In the item/dto/create-item.dto.ts file, add imports and @ApiProperty() to the attributes. In the case of description, which is optional, use @ApiPropertyOptional(). It’s also possible to enter some options, such as example value and description. The file might look like this:

import { ApiProperty, ApiPropertyOptional } from '@nestjs/swagger';
import { IsInt, IsNotEmpty, IsOptional, IsString, Min } from 'class-validator';

export class CreateItemDto {
 @ApiProperty({ example: 'Bananas' })
 name: string;

 @ApiPropertyOptional({ example: 'Cavendish bananas', description: 'Optional description of the item' })
 description: string;

 @ApiProperty({ example: 5, description: 'Needed quantity' })
 quantity: number;

There are additional decorators and options that you can also add to the controllers’ methods and describe the functions. Check out the sample code of NestJS.

And for item/dto/update-item.dto.ts, it’s simpler:

import { PartialType } from '@nestjs/swagger';
import { CreateItemDto } from './create-item.dto';
export class UpdateItemDto extends PartialType(CreateItemDto) {}

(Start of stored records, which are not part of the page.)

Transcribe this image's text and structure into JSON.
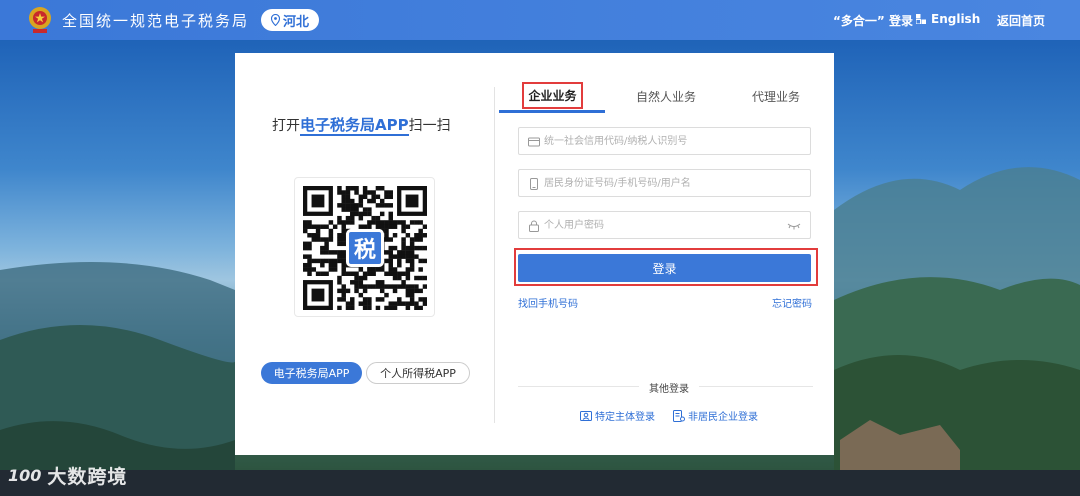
{
  "header": {
    "site_title": "全国统一规范电子税务局",
    "region": "河北",
    "links": {
      "unified_login": "“多合一” 登录",
      "english": "English",
      "home": "返回首页"
    }
  },
  "left_panel": {
    "scan_prefix": "打开",
    "scan_app": "电子税务局APP",
    "scan_suffix": "扫一扫",
    "qr_logo": "税",
    "buttons": {
      "tax_app": "电子税务局APP",
      "iit_app": "个人所得税APP"
    }
  },
  "tabs": [
    {
      "label": "企业业务",
      "active": true
    },
    {
      "label": "自然人业务",
      "active": false
    },
    {
      "label": "代理业务",
      "active": false
    }
  ],
  "form": {
    "credit_code_placeholder": "统一社会信用代码/纳税人识别号",
    "account_placeholder": "居民身份证号码/手机号码/用户名",
    "password_placeholder": "个人用户密码",
    "login_label": "登录",
    "find_phone": "找回手机号码",
    "forgot_password": "忘记密码"
  },
  "other_login": {
    "label": "其他登录",
    "specific_entity": "特定主体登录",
    "non_resident": "非居民企业登录"
  },
  "watermark": {
    "logo": "100",
    "text": "大数跨境"
  },
  "colors": {
    "brand": "#3b78d8",
    "highlight_frame": "#e23c3c",
    "link": "#2f6fd6"
  }
}
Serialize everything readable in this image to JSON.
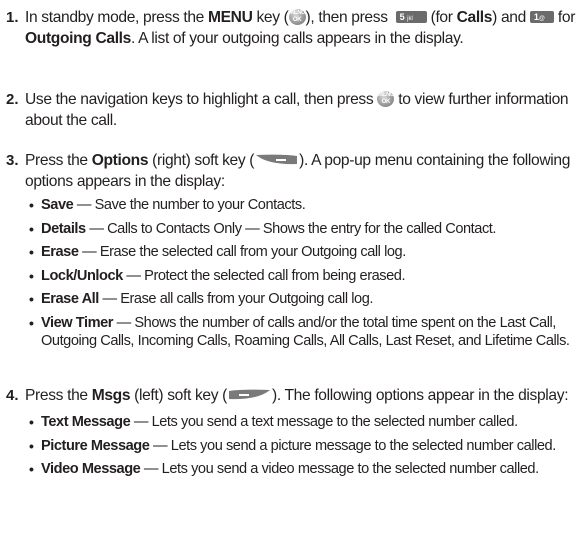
{
  "steps": [
    {
      "number": "1.",
      "t1": "In standby mode, press the ",
      "b1": "MENU",
      "t2": " key (",
      "t3": "), then press ",
      "t4": " (for ",
      "b2": "Calls",
      "t5": ") and ",
      "t6": " for ",
      "b3": "Outgoing Calls",
      "t7": ". A list of your outgoing calls appears in the display.",
      "icons": [
        "ok-menu-key-icon",
        "key-5-icon",
        "key-1-icon"
      ]
    },
    {
      "number": "2.",
      "t1": "Use the navigation keys to highlight a call, then press ",
      "t2": " to view further information about the call."
    },
    {
      "number": "3.",
      "t1": "Press the ",
      "b1": "Options",
      "t2": " (right) soft key (",
      "t3": "). A pop-up menu containing the following options appears in the display:",
      "options": [
        {
          "label": "Save",
          "desc": " — Save the number to your Contacts."
        },
        {
          "label": "Details",
          "desc": " — Calls to Contacts Only — Shows the entry for the called Contact."
        },
        {
          "label": "Erase",
          "desc": " — Erase the selected call from your Outgoing call log."
        },
        {
          "label": "Lock/Unlock",
          "desc": " — Protect the selected call from being erased."
        },
        {
          "label": "Erase All",
          "desc": " — Erase all calls from your Outgoing call log."
        },
        {
          "label": "View Timer",
          "desc": " — Shows the number of calls and/or the total time spent on the Last Call, Outgoing Calls, Incoming Calls, Roaming Calls, All Calls, Last Reset, and Lifetime Calls."
        }
      ]
    },
    {
      "number": "4.",
      "t1": "Press the ",
      "b1": "Msgs",
      "t2": " (left) soft key (",
      "t3": "). The following options appear in the display:",
      "options": [
        {
          "label": "Text Message",
          "desc": " — Lets you send a text message to the selected number called."
        },
        {
          "label": "Picture Message",
          "desc": " — Lets you send a picture message to the selected number called."
        },
        {
          "label": "Video Message",
          "desc": " — Lets you send a video message to the selected number called."
        }
      ]
    }
  ],
  "key_labels": {
    "menu_top": "MENU",
    "menu_bottom": "OK",
    "key5": "5",
    "key5_sub": "jkl",
    "key1": "1",
    "key1_sub": "@"
  },
  "colors": {
    "text": "#231f20",
    "key_gray": "#6b6b6b",
    "softkey_gray": "#7a7a7a"
  }
}
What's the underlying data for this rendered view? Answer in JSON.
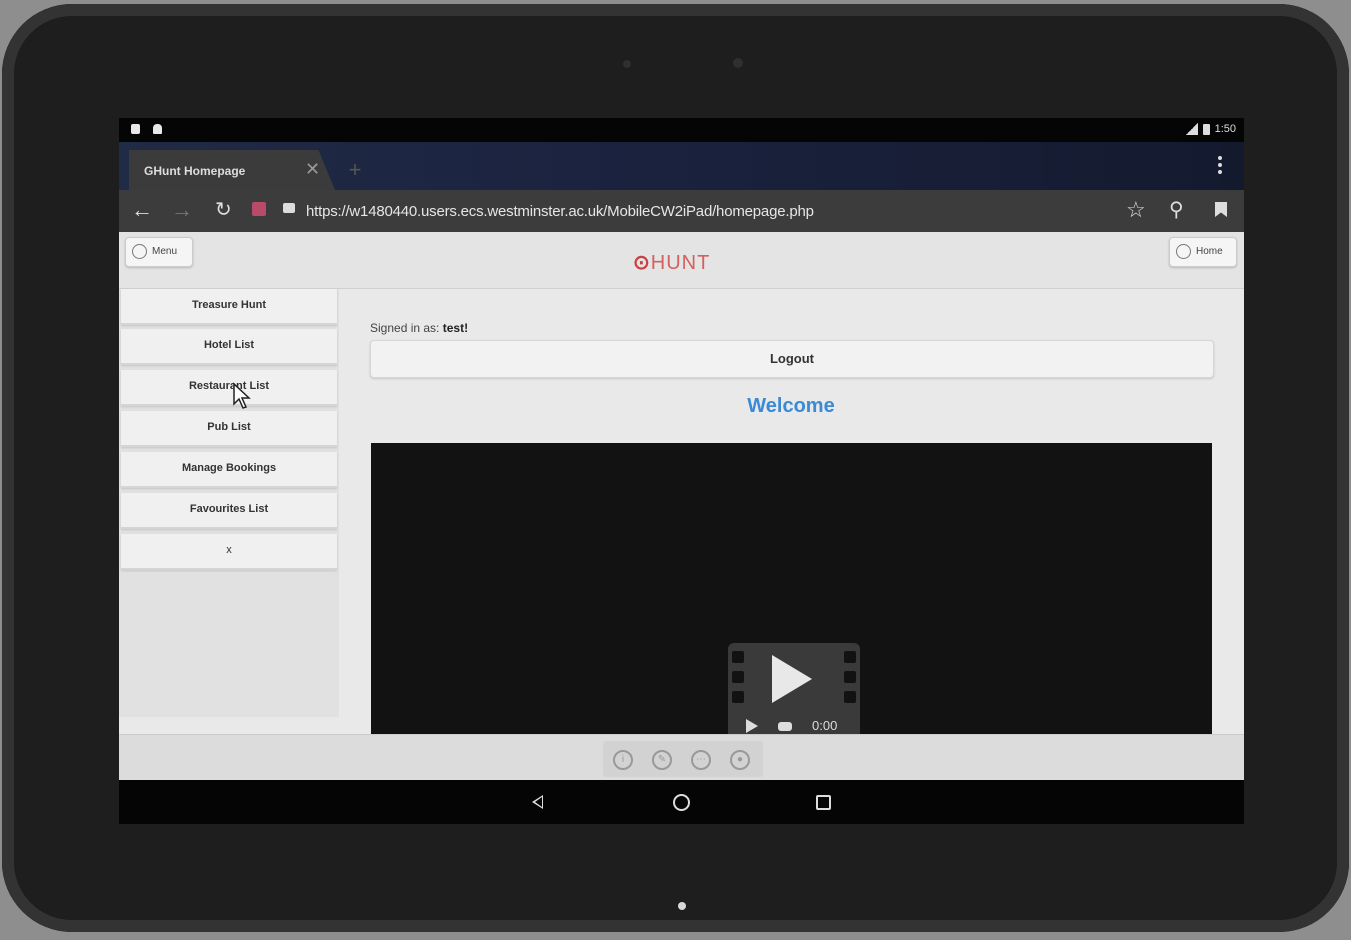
{
  "statusbar": {
    "time": "1:50"
  },
  "browser": {
    "tab_title": "GHunt Homepage",
    "tab_close": "✕",
    "new_tab": "+",
    "url": "https://w1480440.users.ecs.westminster.ac.uk/MobileCW2iPad/homepage.php"
  },
  "header": {
    "menu_label": "Menu",
    "home_label": "Home",
    "logo_text": "HUNT"
  },
  "sidebar": {
    "items": [
      {
        "label": "Treasure Hunt"
      },
      {
        "label": "Hotel List"
      },
      {
        "label": "Restaurant List"
      },
      {
        "label": "Pub List"
      },
      {
        "label": "Manage Bookings"
      },
      {
        "label": "Favourites List"
      },
      {
        "label": "x"
      }
    ]
  },
  "content": {
    "signed_in_prefix": "Signed in as:",
    "username": "test!",
    "logout_label": "Logout",
    "welcome": "Welcome",
    "video_time": "0:00"
  },
  "footer": {
    "icons": [
      "info-icon",
      "edit-icon",
      "chat-icon",
      "user-icon"
    ]
  },
  "colors": {
    "accent": "#3a8ad6",
    "logo": "#c94040"
  }
}
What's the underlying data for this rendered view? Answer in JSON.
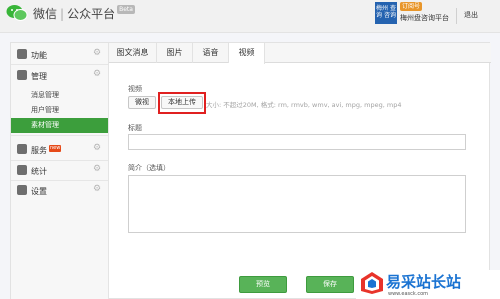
{
  "header": {
    "brand_name": "微信",
    "brand_separator": "|",
    "product_name": "公众平台",
    "beta_badge": "Beta",
    "account_avatar_text": "梅州 查询 咨询",
    "account_type_badge": "订阅号",
    "account_name": "梅州盘咨询平台",
    "logout_label": "退出"
  },
  "sidebar": {
    "sections": [
      {
        "label": "功能",
        "icon": "grid-icon"
      },
      {
        "label": "管理",
        "icon": "folder-icon",
        "items": [
          "消息管理",
          "用户管理",
          "素材管理"
        ],
        "active_item": "素材管理"
      },
      {
        "label": "服务",
        "icon": "service-icon",
        "badge": "new"
      },
      {
        "label": "统计",
        "icon": "stats-icon"
      },
      {
        "label": "设置",
        "icon": "settings-icon"
      }
    ]
  },
  "tabs": [
    {
      "label": "图文消息"
    },
    {
      "label": "图片"
    },
    {
      "label": "语音"
    },
    {
      "label": "视频",
      "active": true
    }
  ],
  "form": {
    "video_label": "视频",
    "local_video_button": "微视",
    "upload_button": "本地上传",
    "upload_hint": "大小: 不超过20M,  格式: rm, rmvb, wmv, avi, mpg, mpeg, mp4",
    "title_label": "标题",
    "title_value": "",
    "summary_label": "简介（选填）",
    "summary_value": ""
  },
  "actions": {
    "preview_label": "预览",
    "save_label": "保存"
  },
  "watermark": {
    "title": "易采站长站",
    "url": "www.easck.com"
  },
  "colors": {
    "accent_green": "#3c9e3c",
    "highlight_red": "#e02020",
    "watermark_blue": "#1a73d2"
  }
}
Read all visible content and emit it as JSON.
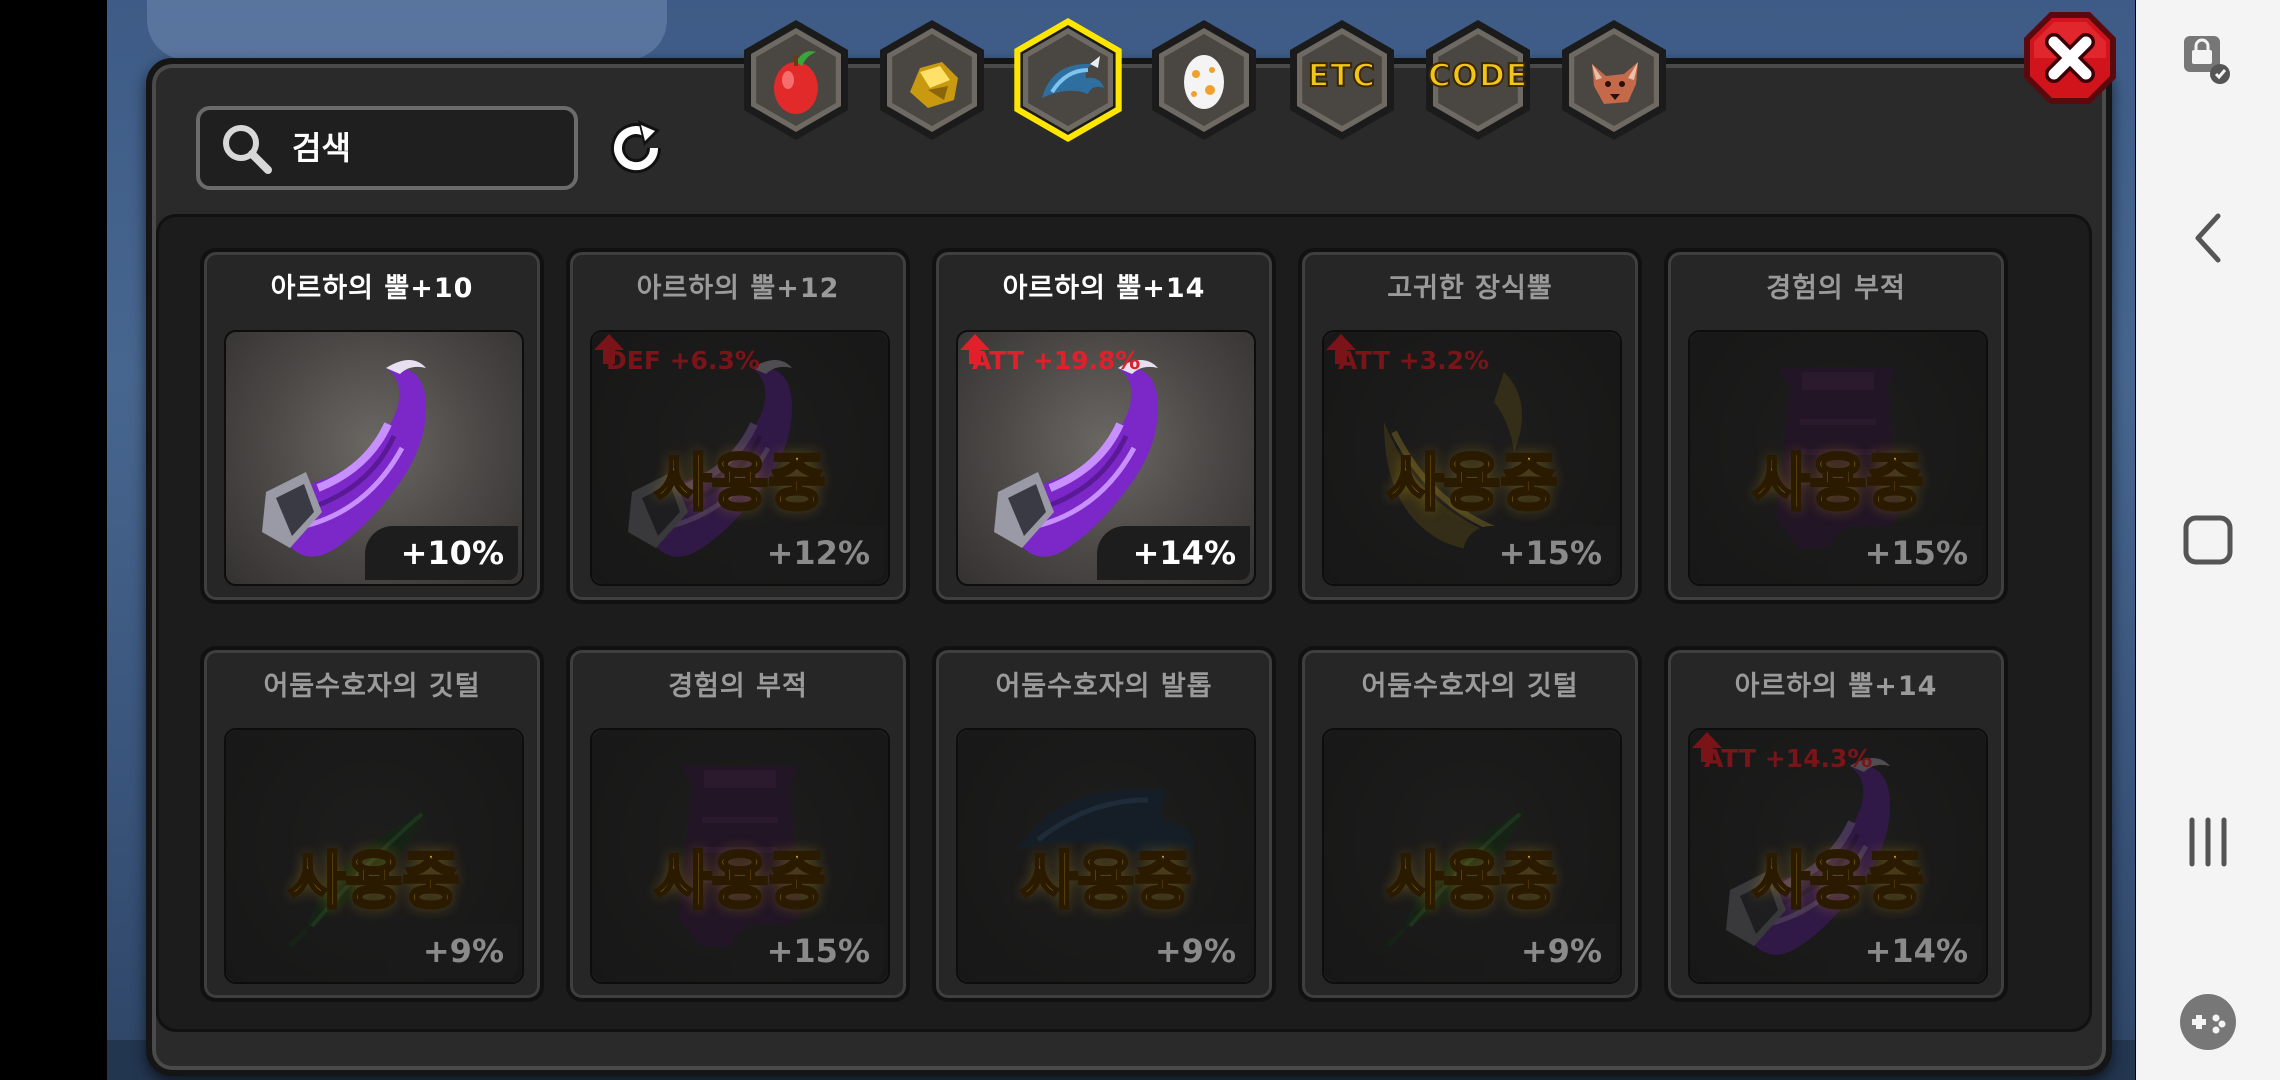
{
  "search": {
    "placeholder": "검색"
  },
  "tabs": [
    {
      "name": "fruit",
      "icon": "fruit-icon",
      "label": ""
    },
    {
      "name": "ore",
      "icon": "ore-icon",
      "label": ""
    },
    {
      "name": "dragon-claw",
      "icon": "dragon-claw-icon",
      "label": "",
      "selected": true
    },
    {
      "name": "egg",
      "icon": "egg-icon",
      "label": ""
    },
    {
      "name": "etc",
      "icon": "",
      "label": "ETC"
    },
    {
      "name": "code",
      "icon": "",
      "label": "CODE"
    },
    {
      "name": "beast",
      "icon": "beast-icon",
      "label": ""
    }
  ],
  "in_use_label": "사용중",
  "items": [
    {
      "title": "아르하의 뿔+10",
      "percent": "+10%",
      "in_use": false,
      "stat": "",
      "art": "horn"
    },
    {
      "title": "아르하의 뿔+12",
      "percent": "+12%",
      "in_use": true,
      "stat": "DEF +6.3%",
      "art": "horn"
    },
    {
      "title": "아르하의 뿔+14",
      "percent": "+14%",
      "in_use": false,
      "stat": "ATT +19.8%",
      "art": "horn"
    },
    {
      "title": "고귀한 장식뿔",
      "percent": "+15%",
      "in_use": true,
      "stat": "ATT +3.2%",
      "art": "ornament"
    },
    {
      "title": "경험의 부적",
      "percent": "+15%",
      "in_use": true,
      "stat": "",
      "art": "talisman"
    },
    {
      "title": "어둠수호자의 깃털",
      "percent": "+9%",
      "in_use": true,
      "stat": "",
      "art": "feather"
    },
    {
      "title": "경험의 부적",
      "percent": "+15%",
      "in_use": true,
      "stat": "",
      "art": "talisman"
    },
    {
      "title": "어둠수호자의 발톱",
      "percent": "+9%",
      "in_use": true,
      "stat": "",
      "art": "claw"
    },
    {
      "title": "어둠수호자의 깃털",
      "percent": "+9%",
      "in_use": true,
      "stat": "",
      "art": "feather"
    },
    {
      "title": "아르하의 뿔+14",
      "percent": "+14%",
      "in_use": true,
      "stat": "ATT +14.3%",
      "art": "horn"
    }
  ],
  "colors": {
    "accent_gold": "#f7c81c",
    "stat_red": "#e0202a",
    "selected_ring": "#ffe600",
    "close_red": "#d1141c"
  }
}
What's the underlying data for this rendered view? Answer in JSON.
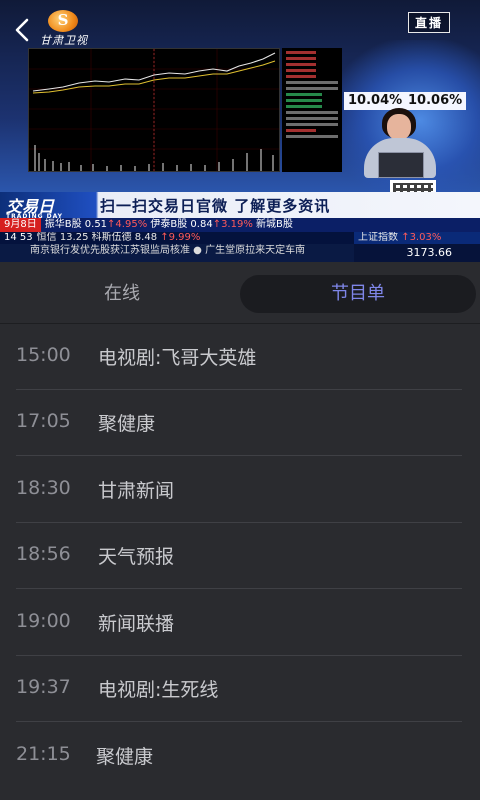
{
  "player": {
    "channel_logo_text": "甘肃卫视",
    "live_badge": "直播",
    "overlay": {
      "pct_left": "10.04%",
      "pct_right": "10.06%",
      "banner_brand": "交易日",
      "banner_brand_en": "TRADING DAY",
      "banner_message": "扫一扫交易日官微  了解更多资讯"
    },
    "ticker_row1": {
      "date": "9月8日",
      "text": "振华B股 0.51",
      "up1": "↑4.95%",
      "text2": " 伊泰B股 0.84",
      "up2": "↑3.19%",
      "text3": " 新城B股"
    },
    "ticker_row2": {
      "time": "14 53",
      "text": "恒信 13.25",
      "text2": " 科斯伍德 8.48",
      "up": "↑9.99%",
      "index_label": "上证指数",
      "index_change": "↑3.03%"
    },
    "ticker_row3": {
      "news": "南京银行发优先股获江苏银监局核准  ● 广生堂原拉来天定车南",
      "index_value": "3173.66"
    }
  },
  "tabs": {
    "online": "在线",
    "schedule": "节目单"
  },
  "schedule": [
    {
      "time": "15:00",
      "title": "电视剧:飞哥大英雄"
    },
    {
      "time": "17:05",
      "title": "聚健康"
    },
    {
      "time": "18:30",
      "title": "甘肃新闻"
    },
    {
      "time": "18:56",
      "title": "天气预报"
    },
    {
      "time": "19:00",
      "title": "新闻联播"
    },
    {
      "time": "19:37",
      "title": "电视剧:生死线"
    },
    {
      "time": "21:15",
      "title": "聚健康"
    }
  ],
  "colors": {
    "background": "#2a2b2f",
    "active_tab_text": "#7f86e8",
    "active_tab_bg": "#1b1c20",
    "time_text": "#8e8f96",
    "title_text": "#c9cace"
  },
  "icons": {
    "back": "chevron-left-icon",
    "logo": "channel-logo-icon",
    "qr": "qr-code-icon"
  }
}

It’s basically the same, but changing the import {PartialType} from ‘@nestjs/mapped-types’ to ‘@nestjs/swagger’.

Running the application

The big moment has arrived! Now the application is ready and with some basic documentation. We can start and see everything working with:

npm run start:dev

When you open http://localhost:3000/api in the browser, Swagger’s page will be displayed with the detailed API, including the DTOs! You can even make test calls right there.

Check out this demo:


What about security?

Most of the time, we want our API to have user authentication in order to free access to available services. We do not cover these aspects in this guide, but the NestJS documentation has a specific section on the subject at

In addition to the authentication topic, we recommend the following readings and activations on your server:



These implementations don’t make your application attack-proof, but they do help protect against some common and/or basic vulnerabilities.


As we said earlier, as NestJS has a predefined architecture and several plugins ready to use, the development of an API (especially with the help of NestCLI) is easy, with an organized code, well-structured by default, following good practices and easily documented via Swagger.

In this guide, we presented only a starting point. Continue to practice improving the code (how about creating the Category entity to add to Items?), writing tests and adding authentication to the API.